Exercise description → When a line below contains the string "icon", show that line.

[Excerpts from an interface dataset]
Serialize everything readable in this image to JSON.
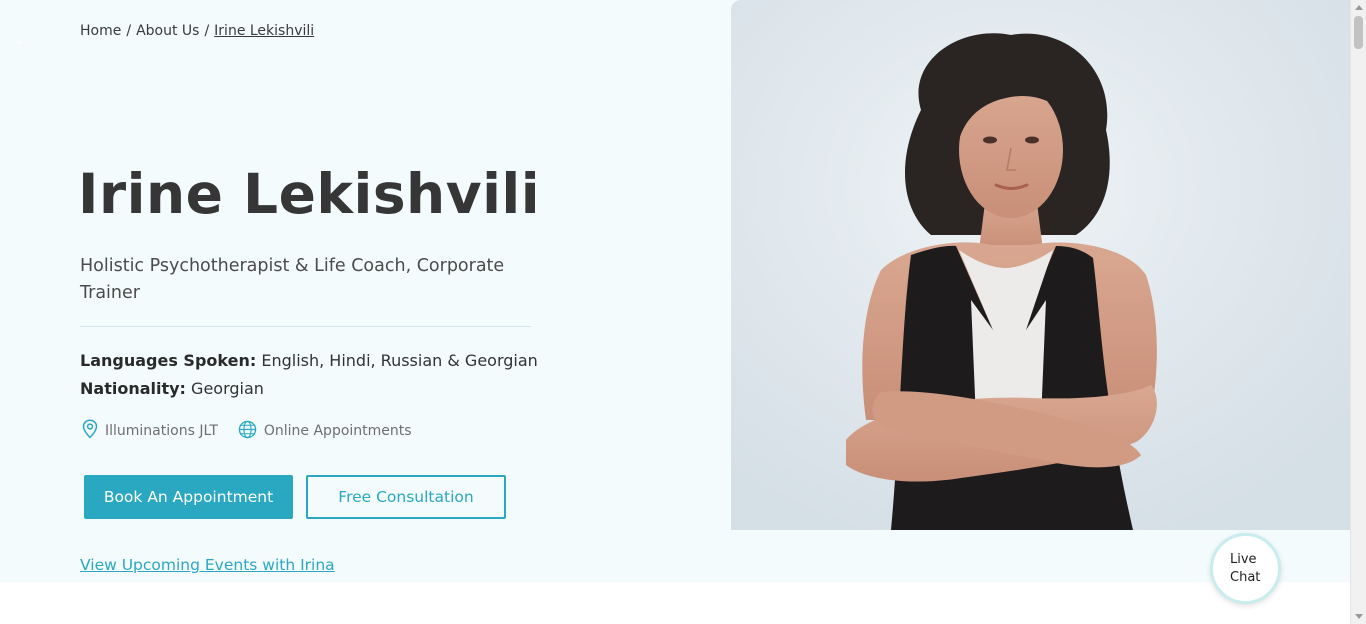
{
  "breadcrumb": {
    "home": "Home",
    "separator": "/",
    "about": "About Us",
    "current": "Irine Lekishvili"
  },
  "corner_mark": "«",
  "profile": {
    "name": "Irine Lekishvili",
    "title": "Holistic Psychotherapist & Life Coach, Corporate Trainer",
    "languages_label": "Languages Spoken:",
    "languages_value": "English, Hindi, Russian & Georgian",
    "nationality_label": "Nationality:",
    "nationality_value": "Georgian",
    "location": "Illuminations JLT",
    "location_icon": "map-pin-icon",
    "mode": "Online Appointments",
    "mode_icon": "globe-icon"
  },
  "actions": {
    "book": "Book An Appointment",
    "consult": "Free Consultation",
    "events_link": "View Upcoming Events with Irina"
  },
  "chat": {
    "line1": "Live",
    "line2": "Chat"
  },
  "colors": {
    "accent": "#2aa8c2",
    "hero_bg": "#f3fbfc",
    "heading": "#363636"
  }
}
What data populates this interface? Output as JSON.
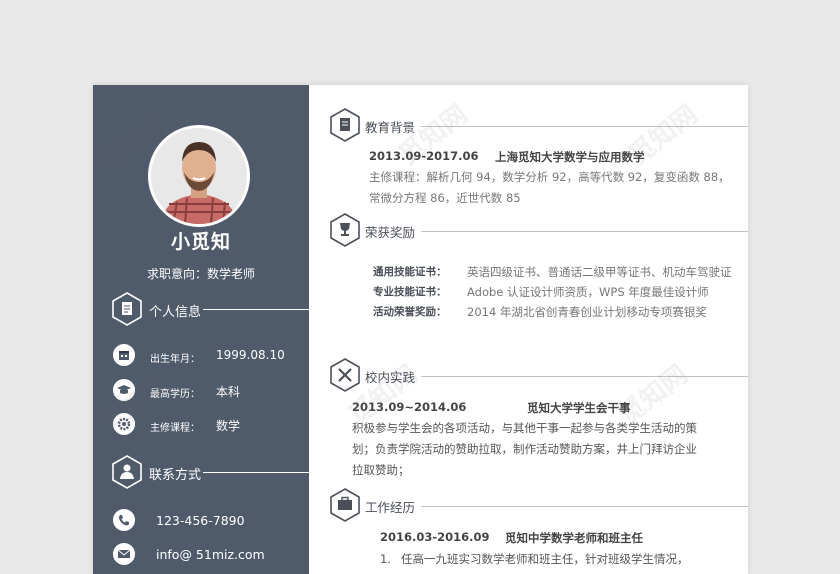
{
  "colors": {
    "sidebar": "#4f5a6a",
    "accent": "#4a4f58",
    "rule": "#bfc3c9"
  },
  "profile": {
    "name": "小觅知",
    "objective": "求职意向：数学老师"
  },
  "sidebar": {
    "personal_title": "个人信息",
    "personal_items": [
      {
        "icon": "calendar-icon",
        "label": "出生年月：",
        "value": "1999.08.10"
      },
      {
        "icon": "graduation-cap-icon",
        "label": "最高学历：",
        "value": "本科"
      },
      {
        "icon": "gear-icon",
        "label": "主修课程：",
        "value": "数学"
      }
    ],
    "contact_title": "联系方式",
    "contact_items": [
      {
        "icon": "phone-icon",
        "value": "123-456-7890"
      },
      {
        "icon": "mail-icon",
        "value": "info@ 51miz.com"
      }
    ]
  },
  "education": {
    "title": "教育背景",
    "date": "2013.09-2017.06",
    "school": "上海觅知大学数学与应用数学",
    "line1": "主修课程：解析几何 94，数学分析 92，高等代数 92，复变函数 88，",
    "line2": "常微分方程 86，近世代数 85"
  },
  "awards": {
    "title": "荣获奖励",
    "rows": [
      {
        "label": "通用技能证书：",
        "value": "英语四级证书、普通话二级甲等证书、机动车驾驶证"
      },
      {
        "label": "专业技能证书：",
        "value": "Adobe 认证设计师资质，WPS 年度最佳设计师"
      },
      {
        "label": "活动荣誉奖励：",
        "value": "2014 年湖北省创青春创业计划移动专项赛银奖"
      }
    ]
  },
  "campus": {
    "title": "校内实践",
    "date": "2013.09~2014.06",
    "role": "觅知大学学生会干事",
    "line1": "积极参与学生会的各项活动，与其他干事一起参与各类学生活动的策",
    "line2": "划；负责学院活动的赞助拉取，制作活动赞助方案，井上门拜访企业",
    "line3": "拉取赞助；"
  },
  "work": {
    "title": "工作经历",
    "date": "2016.03-2016.09",
    "role": "觅知中学数学老师和班主任",
    "item1_num": "1.",
    "item1": "任高一九班实习数学老师和班主任，针对班级学生情况，"
  },
  "watermark": "觅知网"
}
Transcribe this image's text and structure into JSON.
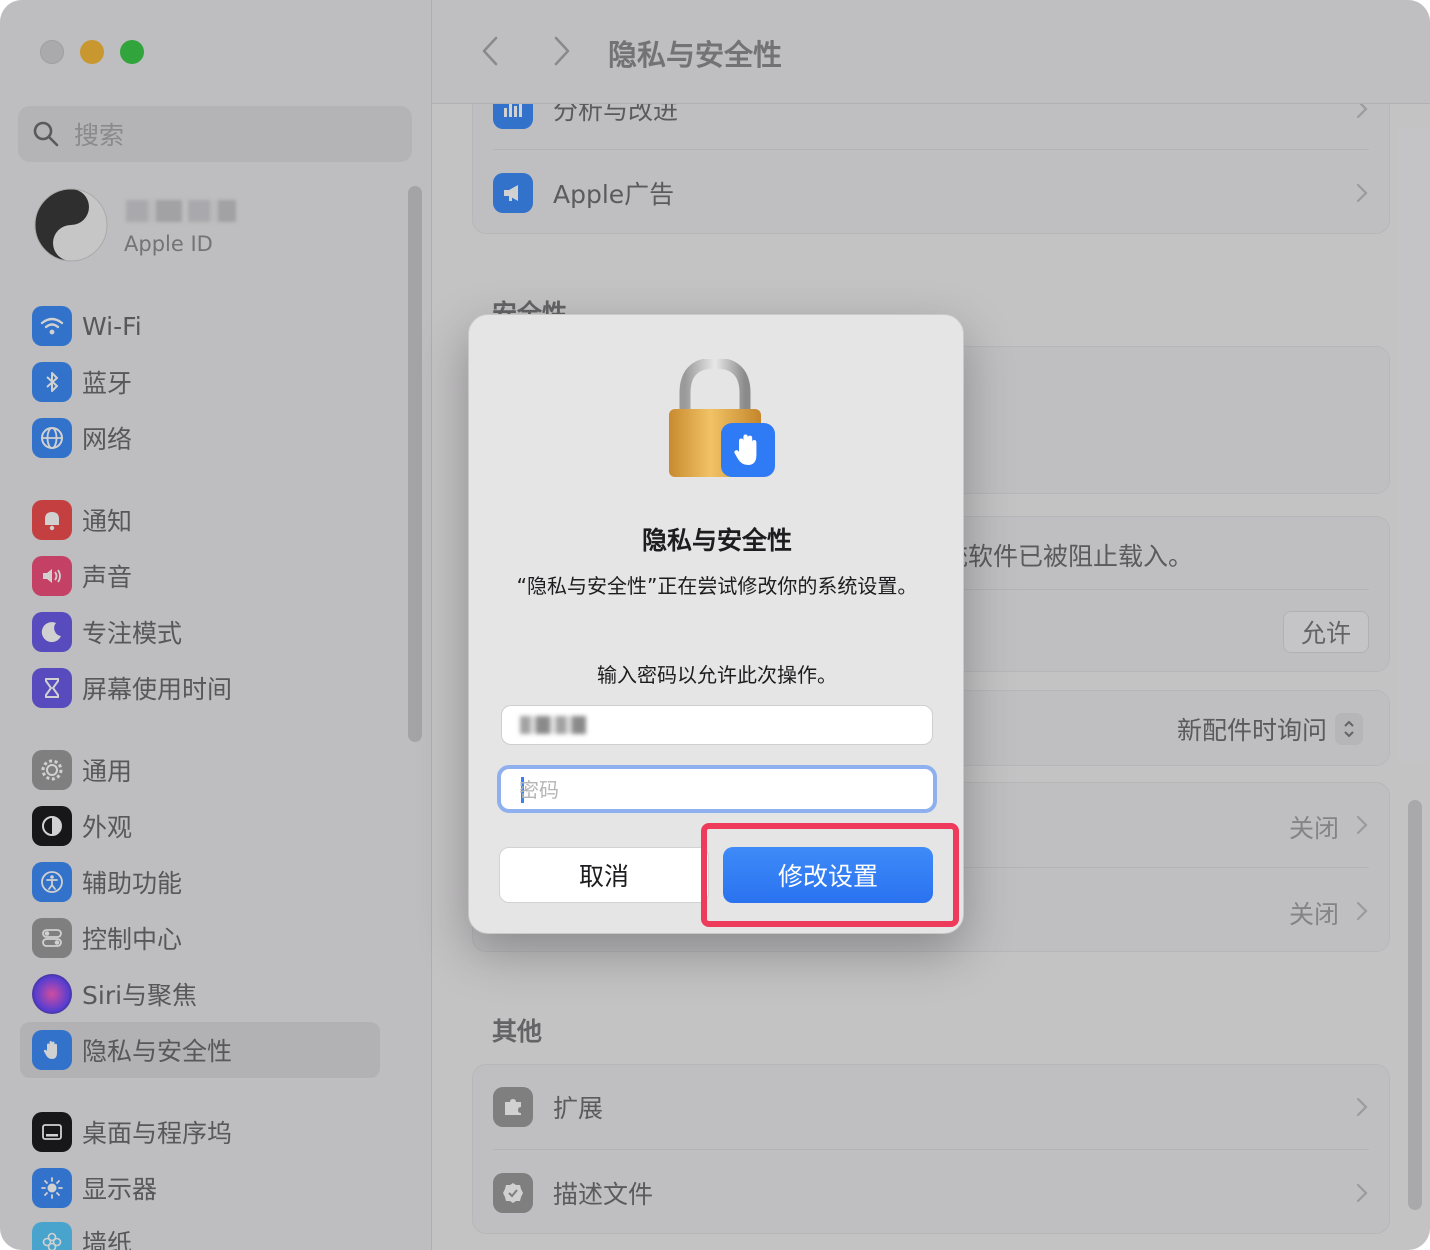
{
  "sidebar": {
    "search_placeholder": "搜索",
    "apple_id_label": "Apple ID",
    "items": [
      {
        "label": "Wi-Fi",
        "color": "#3d8bf7"
      },
      {
        "label": "蓝牙",
        "color": "#3d8bf7"
      },
      {
        "label": "网络",
        "color": "#3d8bf7"
      },
      {
        "label": "通知",
        "color": "#ef4f4f"
      },
      {
        "label": "声音",
        "color": "#ef4f7a"
      },
      {
        "label": "专注模式",
        "color": "#6b5ce7"
      },
      {
        "label": "屏幕使用时间",
        "color": "#6b5ce7"
      },
      {
        "label": "通用",
        "color": "#9b9b9d"
      },
      {
        "label": "外观",
        "color": "#1d1d1f"
      },
      {
        "label": "辅助功能",
        "color": "#3d8bf7"
      },
      {
        "label": "控制中心",
        "color": "#9b9b9d"
      },
      {
        "label": "Siri与聚焦",
        "color": "#b25adf"
      },
      {
        "label": "隐私与安全性",
        "color": "#3d8bf7"
      },
      {
        "label": "桌面与程序坞",
        "color": "#1d1d1f"
      },
      {
        "label": "显示器",
        "color": "#3d8bf7"
      },
      {
        "label": "墙纸",
        "color": "#5ac8fa"
      }
    ]
  },
  "toolbar": {
    "title": "隐私与安全性"
  },
  "main": {
    "row_analytics": "分析与改进",
    "row_apple_ads": "Apple广告",
    "section_security": "安全性",
    "blocked_text": "统软件已被阻止载入。",
    "allow_button": "允许",
    "accessory_value": "新配件时询问",
    "off_value_1": "关闭",
    "off_value_2": "关闭",
    "section_other": "其他",
    "row_extensions": "扩展",
    "row_profiles": "描述文件"
  },
  "dialog": {
    "title": "隐私与安全性",
    "message": "“隐私与安全性”正在尝试修改你的系统设置。",
    "prompt": "输入密码以允许此次操作。",
    "password_placeholder": "密码",
    "cancel_label": "取消",
    "confirm_label": "修改设置",
    "accent_color": "#2f7bf5",
    "highlight_color": "#ee3a5b"
  }
}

Response box →
    "location_icon": "map-pin-icon",
    "mode_icon": "globe-icon"
        "icon": "calendar-icon",
        "icon": "graduation-cap-icon",
        "icon": "gear-icon",
        "icon": "phone-icon",
        "icon": "mail-icon",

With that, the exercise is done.